---- Dataset records

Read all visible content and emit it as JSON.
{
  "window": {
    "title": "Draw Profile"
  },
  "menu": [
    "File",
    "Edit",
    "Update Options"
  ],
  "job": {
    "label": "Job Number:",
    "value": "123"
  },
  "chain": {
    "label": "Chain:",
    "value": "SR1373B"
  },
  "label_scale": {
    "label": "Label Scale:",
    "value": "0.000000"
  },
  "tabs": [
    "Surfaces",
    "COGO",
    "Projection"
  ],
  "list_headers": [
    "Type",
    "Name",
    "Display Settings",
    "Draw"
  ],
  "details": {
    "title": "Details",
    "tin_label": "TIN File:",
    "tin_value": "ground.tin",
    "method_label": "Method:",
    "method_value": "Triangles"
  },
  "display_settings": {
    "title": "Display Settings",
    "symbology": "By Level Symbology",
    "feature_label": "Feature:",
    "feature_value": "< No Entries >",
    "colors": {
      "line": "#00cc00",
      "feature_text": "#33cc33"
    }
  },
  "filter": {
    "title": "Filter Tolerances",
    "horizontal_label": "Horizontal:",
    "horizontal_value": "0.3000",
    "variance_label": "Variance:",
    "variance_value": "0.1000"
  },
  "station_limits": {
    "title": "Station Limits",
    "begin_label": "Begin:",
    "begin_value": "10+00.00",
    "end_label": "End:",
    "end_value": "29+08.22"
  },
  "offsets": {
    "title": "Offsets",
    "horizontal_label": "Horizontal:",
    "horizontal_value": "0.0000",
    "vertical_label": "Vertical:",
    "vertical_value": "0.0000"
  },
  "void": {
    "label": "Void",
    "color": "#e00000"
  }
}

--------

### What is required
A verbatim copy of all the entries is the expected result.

### Output of the task
Read all visible content and emit it as JSON.
{
  "window": {
    "title": "Draw Profile"
  },
  "menu": [
    "File",
    "Edit",
    "Update Options"
  ],
  "job": {
    "label": "Job Number:",
    "value": "123"
  },
  "chain": {
    "label": "Chain:",
    "value": "SR1373B"
  },
  "label_scale": {
    "label": "Label Scale:",
    "value": "0.000000"
  },
  "tabs": [
    "Surfaces",
    "COGO",
    "Projection"
  ],
  "list_headers": [
    "Type",
    "Name",
    "Display Settings",
    "Draw"
  ],
  "details": {
    "title": "Details",
    "tin_label": "TIN File:",
    "tin_value": "ground.tin",
    "method_label": "Method:",
    "method_value": "Triangles"
  },
  "display_settings": {
    "title": "Display Settings",
    "symbology": "By Level Symbology",
    "feature_label": "Feature:",
    "feature_value": "< No Entries >",
    "colors": {
      "line": "#00cc00",
      "feature_text": "#33cc33"
    }
  },
  "filter": {
    "title": "Filter Tolerances",
    "horizontal_label": "Horizontal:",
    "horizontal_value": "0.3000",
    "variance_label": "Variance:",
    "variance_value": "0.1000"
  },
  "station_limits": {
    "title": "Station Limits",
    "begin_label": "Begin:",
    "begin_value": "10+00.00",
    "end_label": "End:",
    "end_value": "29+08.22"
  },
  "offsets": {
    "title": "Offsets",
    "horizontal_label": "Horizontal:",
    "horizontal_value": "0.0000",
    "vertical_label": "Vertical:",
    "vertical_value": "0.0000"
  },
  "void": {
    "label": "Void",
    "color": "#e00000"
  }
}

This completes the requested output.